[[ Data shown, beginning ]]

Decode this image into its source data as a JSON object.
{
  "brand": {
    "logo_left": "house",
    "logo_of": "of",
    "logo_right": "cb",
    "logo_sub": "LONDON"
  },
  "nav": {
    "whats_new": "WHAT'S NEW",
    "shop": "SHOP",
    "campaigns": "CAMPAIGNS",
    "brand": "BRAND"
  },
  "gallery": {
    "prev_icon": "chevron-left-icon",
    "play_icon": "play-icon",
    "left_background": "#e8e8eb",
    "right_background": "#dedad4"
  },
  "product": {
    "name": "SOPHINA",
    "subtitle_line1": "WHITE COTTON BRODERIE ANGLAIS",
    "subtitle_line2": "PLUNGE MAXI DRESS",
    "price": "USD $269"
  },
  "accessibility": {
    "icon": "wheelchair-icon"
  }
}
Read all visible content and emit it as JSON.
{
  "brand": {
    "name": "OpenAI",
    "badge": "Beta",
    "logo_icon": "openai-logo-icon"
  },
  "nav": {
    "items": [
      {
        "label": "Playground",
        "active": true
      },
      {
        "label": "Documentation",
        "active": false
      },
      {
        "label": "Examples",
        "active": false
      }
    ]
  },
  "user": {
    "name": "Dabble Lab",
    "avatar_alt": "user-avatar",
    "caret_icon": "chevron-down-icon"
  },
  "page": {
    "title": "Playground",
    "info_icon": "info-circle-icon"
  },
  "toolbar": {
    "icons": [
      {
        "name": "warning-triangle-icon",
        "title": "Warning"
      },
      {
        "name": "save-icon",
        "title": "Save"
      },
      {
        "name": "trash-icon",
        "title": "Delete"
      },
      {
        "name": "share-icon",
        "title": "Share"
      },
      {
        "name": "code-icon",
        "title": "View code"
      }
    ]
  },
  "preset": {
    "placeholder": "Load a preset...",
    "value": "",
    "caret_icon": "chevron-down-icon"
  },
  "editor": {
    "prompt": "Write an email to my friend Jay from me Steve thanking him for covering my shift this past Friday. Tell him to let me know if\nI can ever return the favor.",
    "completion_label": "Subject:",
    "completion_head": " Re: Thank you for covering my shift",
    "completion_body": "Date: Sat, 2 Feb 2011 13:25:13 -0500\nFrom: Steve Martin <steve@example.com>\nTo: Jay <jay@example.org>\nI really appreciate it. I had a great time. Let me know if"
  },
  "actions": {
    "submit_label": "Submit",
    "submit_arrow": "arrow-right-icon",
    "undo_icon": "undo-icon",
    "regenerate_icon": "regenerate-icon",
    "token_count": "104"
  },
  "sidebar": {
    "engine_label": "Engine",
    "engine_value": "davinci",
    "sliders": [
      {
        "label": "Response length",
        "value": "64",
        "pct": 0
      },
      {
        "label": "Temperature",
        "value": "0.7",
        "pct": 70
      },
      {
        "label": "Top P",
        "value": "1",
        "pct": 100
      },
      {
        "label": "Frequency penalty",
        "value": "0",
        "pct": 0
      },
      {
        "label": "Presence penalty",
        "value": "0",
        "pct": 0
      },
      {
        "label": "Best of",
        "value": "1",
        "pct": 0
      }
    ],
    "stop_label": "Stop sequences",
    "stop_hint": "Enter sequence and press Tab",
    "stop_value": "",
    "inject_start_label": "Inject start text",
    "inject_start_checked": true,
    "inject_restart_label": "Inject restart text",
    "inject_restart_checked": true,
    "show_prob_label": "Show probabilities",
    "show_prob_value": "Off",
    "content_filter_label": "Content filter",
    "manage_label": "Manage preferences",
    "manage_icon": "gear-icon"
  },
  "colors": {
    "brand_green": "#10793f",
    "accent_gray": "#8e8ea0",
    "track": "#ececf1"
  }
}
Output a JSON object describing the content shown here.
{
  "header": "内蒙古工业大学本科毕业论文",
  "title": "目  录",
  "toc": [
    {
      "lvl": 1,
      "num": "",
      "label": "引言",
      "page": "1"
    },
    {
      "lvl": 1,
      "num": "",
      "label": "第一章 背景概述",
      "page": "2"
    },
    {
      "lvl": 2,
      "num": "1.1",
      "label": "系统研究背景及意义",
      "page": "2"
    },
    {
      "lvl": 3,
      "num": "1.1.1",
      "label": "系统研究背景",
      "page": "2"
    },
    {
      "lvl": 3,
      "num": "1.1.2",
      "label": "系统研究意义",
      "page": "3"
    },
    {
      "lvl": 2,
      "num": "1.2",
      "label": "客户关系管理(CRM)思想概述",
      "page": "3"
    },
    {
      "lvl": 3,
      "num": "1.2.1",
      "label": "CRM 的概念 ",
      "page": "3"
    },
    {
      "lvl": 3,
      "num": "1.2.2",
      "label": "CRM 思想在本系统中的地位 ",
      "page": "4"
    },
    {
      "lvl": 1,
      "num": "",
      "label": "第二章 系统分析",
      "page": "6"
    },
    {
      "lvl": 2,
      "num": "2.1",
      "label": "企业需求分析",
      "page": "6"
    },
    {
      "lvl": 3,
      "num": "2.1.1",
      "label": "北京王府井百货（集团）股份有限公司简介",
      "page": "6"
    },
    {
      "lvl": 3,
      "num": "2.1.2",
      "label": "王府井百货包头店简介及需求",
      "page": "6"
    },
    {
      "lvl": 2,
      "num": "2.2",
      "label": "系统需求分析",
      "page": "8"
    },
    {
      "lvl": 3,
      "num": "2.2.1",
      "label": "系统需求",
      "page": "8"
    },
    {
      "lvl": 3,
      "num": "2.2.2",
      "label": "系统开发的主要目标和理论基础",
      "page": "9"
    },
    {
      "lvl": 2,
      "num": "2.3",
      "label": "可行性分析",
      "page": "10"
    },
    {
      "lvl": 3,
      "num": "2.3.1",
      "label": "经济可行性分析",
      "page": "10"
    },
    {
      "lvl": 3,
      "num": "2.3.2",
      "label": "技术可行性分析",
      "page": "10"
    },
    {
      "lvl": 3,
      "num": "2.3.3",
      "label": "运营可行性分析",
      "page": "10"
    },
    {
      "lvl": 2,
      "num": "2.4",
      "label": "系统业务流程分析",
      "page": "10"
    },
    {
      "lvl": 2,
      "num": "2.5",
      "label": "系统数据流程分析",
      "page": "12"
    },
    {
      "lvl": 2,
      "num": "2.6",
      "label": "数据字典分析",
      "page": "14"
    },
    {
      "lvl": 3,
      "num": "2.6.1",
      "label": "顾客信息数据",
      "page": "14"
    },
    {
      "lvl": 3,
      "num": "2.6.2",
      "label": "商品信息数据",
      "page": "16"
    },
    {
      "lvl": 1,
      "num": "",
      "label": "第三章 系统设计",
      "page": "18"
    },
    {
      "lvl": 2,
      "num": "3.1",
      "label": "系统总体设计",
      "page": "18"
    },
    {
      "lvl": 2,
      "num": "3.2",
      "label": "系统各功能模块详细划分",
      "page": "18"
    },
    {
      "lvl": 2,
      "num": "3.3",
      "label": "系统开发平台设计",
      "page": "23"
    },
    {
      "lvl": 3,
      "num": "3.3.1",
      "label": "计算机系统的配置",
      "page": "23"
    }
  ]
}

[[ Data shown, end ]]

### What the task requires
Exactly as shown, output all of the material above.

### Response to the task
Decode this image into its source data as a JSON object.
{
  "brand": {
    "logo_left": "house",
    "logo_of": "of",
    "logo_right": "cb",
    "logo_sub": "LONDON"
  },
  "nav": {
    "whats_new": "WHAT'S NEW",
    "shop": "SHOP",
    "campaigns": "CAMPAIGNS",
    "brand": "BRAND"
  },
  "gallery": {
    "prev_icon": "chevron-left-icon",
    "play_icon": "play-icon",
    "left_background": "#e8e8eb",
    "right_background": "#dedad4"
  },
  "product": {
    "name": "SOPHINA",
    "subtitle_line1": "WHITE COTTON BRODERIE ANGLAIS",
    "subtitle_line2": "PLUNGE MAXI DRESS",
    "price": "USD $269"
  },
  "accessibility": {
    "icon": "wheelchair-icon"
  }
}
Read all visible content and emit it as JSON.
{
  "brand": {
    "name": "OpenAI",
    "badge": "Beta",
    "logo_icon": "openai-logo-icon"
  },
  "nav": {
    "items": [
      {
        "label": "Playground",
        "active": true
      },
      {
        "label": "Documentation",
        "active": false
      },
      {
        "label": "Examples",
        "active": false
      }
    ]
  },
  "user": {
    "name": "Dabble Lab",
    "avatar_alt": "user-avatar",
    "caret_icon": "chevron-down-icon"
  },
  "page": {
    "title": "Playground",
    "info_icon": "info-circle-icon"
  },
  "toolbar": {
    "icons": [
      {
        "name": "warning-triangle-icon",
        "title": "Warning"
      },
      {
        "name": "save-icon",
        "title": "Save"
      },
      {
        "name": "trash-icon",
        "title": "Delete"
      },
      {
        "name": "share-icon",
        "title": "Share"
      },
      {
        "name": "code-icon",
        "title": "View code"
      }
    ]
  },
  "preset": {
    "placeholder": "Load a preset...",
    "value": "",
    "caret_icon": "chevron-down-icon"
  },
  "editor": {
    "prompt": "Write an email to my friend Jay from me Steve thanking him for covering my shift this past Friday. Tell him to let me know if\nI can ever return the favor.",
    "completion_label": "Subject:",
    "completion_head": " Re: Thank you for covering my shift",
    "completion_body": "Date: Sat, 2 Feb 2011 13:25:13 -0500\nFrom: Steve Martin <steve@example.com>\nTo: Jay <jay@example.org>\nI really appreciate it. I had a great time. Let me know if"
  },
  "actions": {
    "submit_label": "Submit",
    "submit_arrow": "arrow-right-icon",
    "undo_icon": "undo-icon",
    "regenerate_icon": "regenerate-icon",
    "token_count": "104"
  },
  "sidebar": {
    "engine_label": "Engine",
    "engine_value": "davinci",
    "sliders": [
      {
        "label": "Response length",
        "value": "64",
        "pct": 0
      },
      {
        "label": "Temperature",
        "value": "0.7",
        "pct": 70
      },
      {
        "label": "Top P",
        "value": "1",
        "pct": 100
      },
      {
        "label": "Frequency penalty",
        "value": "0",
        "pct": 0
      },
      {
        "label": "Presence penalty",
        "value": "0",
        "pct": 0
      },
      {
        "label": "Best of",
        "value": "1",
        "pct": 0
      }
    ],
    "stop_label": "Stop sequences",
    "stop_hint": "Enter sequence and press Tab",
    "stop_value": "",
    "inject_start_label": "Inject start text",
    "inject_start_checked": true,
    "inject_restart_label": "Inject restart text",
    "inject_restart_checked": true,
    "show_prob_label": "Show probabilities",
    "show_prob_value": "Off",
    "content_filter_label": "Content filter",
    "manage_label": "Manage preferences",
    "manage_icon": "gear-icon"
  },
  "colors": {
    "brand_green": "#10793f",
    "accent_gray": "#8e8ea0",
    "track": "#ececf1"
  }
}
Output a JSON object describing the content shown here.
{
  "header": "内蒙古工业大学本科毕业论文",
  "title": "目  录",
  "toc": [
    {
      "lvl": 1,
      "num": "",
      "label": "引言",
      "page": "1"
    },
    {
      "lvl": 1,
      "num": "",
      "label": "第一章 背景概述",
      "page": "2"
    },
    {
      "lvl": 2,
      "num": "1.1",
      "label": "系统研究背景及意义",
      "page": "2"
    },
    {
      "lvl": 3,
      "num": "1.1.1",
      "label": "系统研究背景",
      "page": "2"
    },
    {
      "lvl": 3,
      "num": "1.1.2",
      "label": "系统研究意义",
      "page": "3"
    },
    {
      "lvl": 2,
      "num": "1.2",
      "label": "客户关系管理(CRM)思想概述",
      "page": "3"
    },
    {
      "lvl": 3,
      "num": "1.2.1",
      "label": "CRM 的概念 ",
      "page": "3"
    },
    {
      "lvl": 3,
      "num": "1.2.2",
      "label": "CRM 思想在本系统中的地位 ",
      "page": "4"
    },
    {
      "lvl": 1,
      "num": "",
      "label": "第二章 系统分析",
      "page": "6"
    },
    {
      "lvl": 2,
      "num": "2.1",
      "label": "企业需求分析",
      "page": "6"
    },
    {
      "lvl": 3,
      "num": "2.1.1",
      "label": "北京王府井百货（集团）股份有限公司简介",
      "page": "6"
    },
    {
      "lvl": 3,
      "num": "2.1.2",
      "label": "王府井百货包头店简介及需求",
      "page": "6"
    },
    {
      "lvl": 2,
      "num": "2.2",
      "label": "系统需求分析",
      "page": "8"
    },
    {
      "lvl": 3,
      "num": "2.2.1",
      "label": "系统需求",
      "page": "8"
    },
    {
      "lvl": 3,
      "num": "2.2.2",
      "label": "系统开发的主要目标和理论基础",
      "page": "9"
    },
    {
      "lvl": 2,
      "num": "2.3",
      "label": "可行性分析",
      "page": "10"
    },
    {
      "lvl": 3,
      "num": "2.3.1",
      "label": "经济可行性分析",
      "page": "10"
    },
    {
      "lvl": 3,
      "num": "2.3.2",
      "label": "技术可行性分析",
      "page": "10"
    },
    {
      "lvl": 3,
      "num": "2.3.3",
      "label": "运营可行性分析",
      "page": "10"
    },
    {
      "lvl": 2,
      "num": "2.4",
      "label": "系统业务流程分析",
      "page": "10"
    },
    {
      "lvl": 2,
      "num": "2.5",
      "label": "系统数据流程分析",
      "page": "12"
    },
    {
      "lvl": 2,
      "num": "2.6",
      "label": "数据字典分析",
      "page": "14"
    },
    {
      "lvl": 3,
      "num": "2.6.1",
      "label": "顾客信息数据",
      "page": "14"
    },
    {
      "lvl": 3,
      "num": "2.6.2",
      "label": "商品信息数据",
      "page": "16"
    },
    {
      "lvl": 1,
      "num": "",
      "label": "第三章 系统设计",
      "page": "18"
    },
    {
      "lvl": 2,
      "num": "3.1",
      "label": "系统总体设计",
      "page": "18"
    },
    {
      "lvl": 2,
      "num": "3.2",
      "label": "系统各功能模块详细划分",
      "page": "18"
    },
    {
      "lvl": 2,
      "num": "3.3",
      "label": "系统开发平台设计",
      "page": "23"
    },
    {
      "lvl": 3,
      "num": "3.3.1",
      "label": "计算机系统的配置",
      "page": "23"
    }
  ]
}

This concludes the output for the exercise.